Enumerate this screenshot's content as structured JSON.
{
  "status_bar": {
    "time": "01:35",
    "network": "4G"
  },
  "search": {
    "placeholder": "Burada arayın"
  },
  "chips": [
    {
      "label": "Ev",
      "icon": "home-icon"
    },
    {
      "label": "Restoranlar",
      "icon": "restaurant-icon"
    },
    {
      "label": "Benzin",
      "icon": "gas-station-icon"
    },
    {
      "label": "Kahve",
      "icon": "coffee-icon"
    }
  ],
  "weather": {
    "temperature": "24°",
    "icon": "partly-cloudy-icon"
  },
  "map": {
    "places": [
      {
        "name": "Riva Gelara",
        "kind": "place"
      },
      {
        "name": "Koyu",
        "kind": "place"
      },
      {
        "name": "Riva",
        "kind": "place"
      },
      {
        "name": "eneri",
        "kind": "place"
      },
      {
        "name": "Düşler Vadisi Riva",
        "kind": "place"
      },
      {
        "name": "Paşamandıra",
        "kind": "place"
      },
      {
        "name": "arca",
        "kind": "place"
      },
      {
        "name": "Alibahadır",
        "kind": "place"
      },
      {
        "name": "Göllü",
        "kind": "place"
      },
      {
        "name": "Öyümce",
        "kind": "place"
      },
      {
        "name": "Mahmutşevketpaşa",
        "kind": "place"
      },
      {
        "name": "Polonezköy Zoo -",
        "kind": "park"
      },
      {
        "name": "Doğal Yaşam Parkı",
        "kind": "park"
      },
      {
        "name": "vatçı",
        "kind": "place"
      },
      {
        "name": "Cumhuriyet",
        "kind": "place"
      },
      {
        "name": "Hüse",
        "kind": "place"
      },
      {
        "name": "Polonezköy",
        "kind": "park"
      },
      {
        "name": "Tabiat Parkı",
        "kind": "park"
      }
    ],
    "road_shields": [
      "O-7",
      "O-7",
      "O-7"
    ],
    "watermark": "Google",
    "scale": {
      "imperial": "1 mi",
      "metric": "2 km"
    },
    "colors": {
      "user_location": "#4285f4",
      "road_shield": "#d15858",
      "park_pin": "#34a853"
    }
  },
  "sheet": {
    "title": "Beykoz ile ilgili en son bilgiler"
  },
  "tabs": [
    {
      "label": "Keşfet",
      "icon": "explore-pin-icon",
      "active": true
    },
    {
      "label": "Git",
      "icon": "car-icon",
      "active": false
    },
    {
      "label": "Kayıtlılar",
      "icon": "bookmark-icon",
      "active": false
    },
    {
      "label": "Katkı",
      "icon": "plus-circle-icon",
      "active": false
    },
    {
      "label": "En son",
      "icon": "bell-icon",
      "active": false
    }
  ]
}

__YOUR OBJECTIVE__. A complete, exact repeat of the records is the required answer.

__EXERCISE SOLUTION__.
Enumerate this screenshot's content as structured JSON.
{
  "status_bar": {
    "time": "01:35",
    "network": "4G"
  },
  "search": {
    "placeholder": "Burada arayın"
  },
  "chips": [
    {
      "label": "Ev",
      "icon": "home-icon"
    },
    {
      "label": "Restoranlar",
      "icon": "restaurant-icon"
    },
    {
      "label": "Benzin",
      "icon": "gas-station-icon"
    },
    {
      "label": "Kahve",
      "icon": "coffee-icon"
    }
  ],
  "weather": {
    "temperature": "24°",
    "icon": "partly-cloudy-icon"
  },
  "map": {
    "places": [
      {
        "name": "Riva Gelara",
        "kind": "place"
      },
      {
        "name": "Koyu",
        "kind": "place"
      },
      {
        "name": "Riva",
        "kind": "place"
      },
      {
        "name": "eneri",
        "kind": "place"
      },
      {
        "name": "Düşler Vadisi Riva",
        "kind": "place"
      },
      {
        "name": "Paşamandıra",
        "kind": "place"
      },
      {
        "name": "arca",
        "kind": "place"
      },
      {
        "name": "Alibahadır",
        "kind": "place"
      },
      {
        "name": "Göllü",
        "kind": "place"
      },
      {
        "name": "Öyümce",
        "kind": "place"
      },
      {
        "name": "Mahmutşevketpaşa",
        "kind": "place"
      },
      {
        "name": "Polonezköy Zoo -",
        "kind": "park"
      },
      {
        "name": "Doğal Yaşam Parkı",
        "kind": "park"
      },
      {
        "name": "vatçı",
        "kind": "place"
      },
      {
        "name": "Cumhuriyet",
        "kind": "place"
      },
      {
        "name": "Hüse",
        "kind": "place"
      },
      {
        "name": "Polonezköy",
        "kind": "park"
      },
      {
        "name": "Tabiat Parkı",
        "kind": "park"
      }
    ],
    "road_shields": [
      "O-7",
      "O-7",
      "O-7"
    ],
    "watermark": "Google",
    "scale": {
      "imperial": "1 mi",
      "metric": "2 km"
    },
    "colors": {
      "user_location": "#4285f4",
      "road_shield": "#d15858",
      "park_pin": "#34a853"
    }
  },
  "sheet": {
    "title": "Beykoz ile ilgili en son bilgiler"
  },
  "tabs": [
    {
      "label": "Keşfet",
      "icon": "explore-pin-icon",
      "active": true
    },
    {
      "label": "Git",
      "icon": "car-icon",
      "active": false
    },
    {
      "label": "Kayıtlılar",
      "icon": "bookmark-icon",
      "active": false
    },
    {
      "label": "Katkı",
      "icon": "plus-circle-icon",
      "active": false
    },
    {
      "label": "En son",
      "icon": "bell-icon",
      "active": false
    }
  ]
}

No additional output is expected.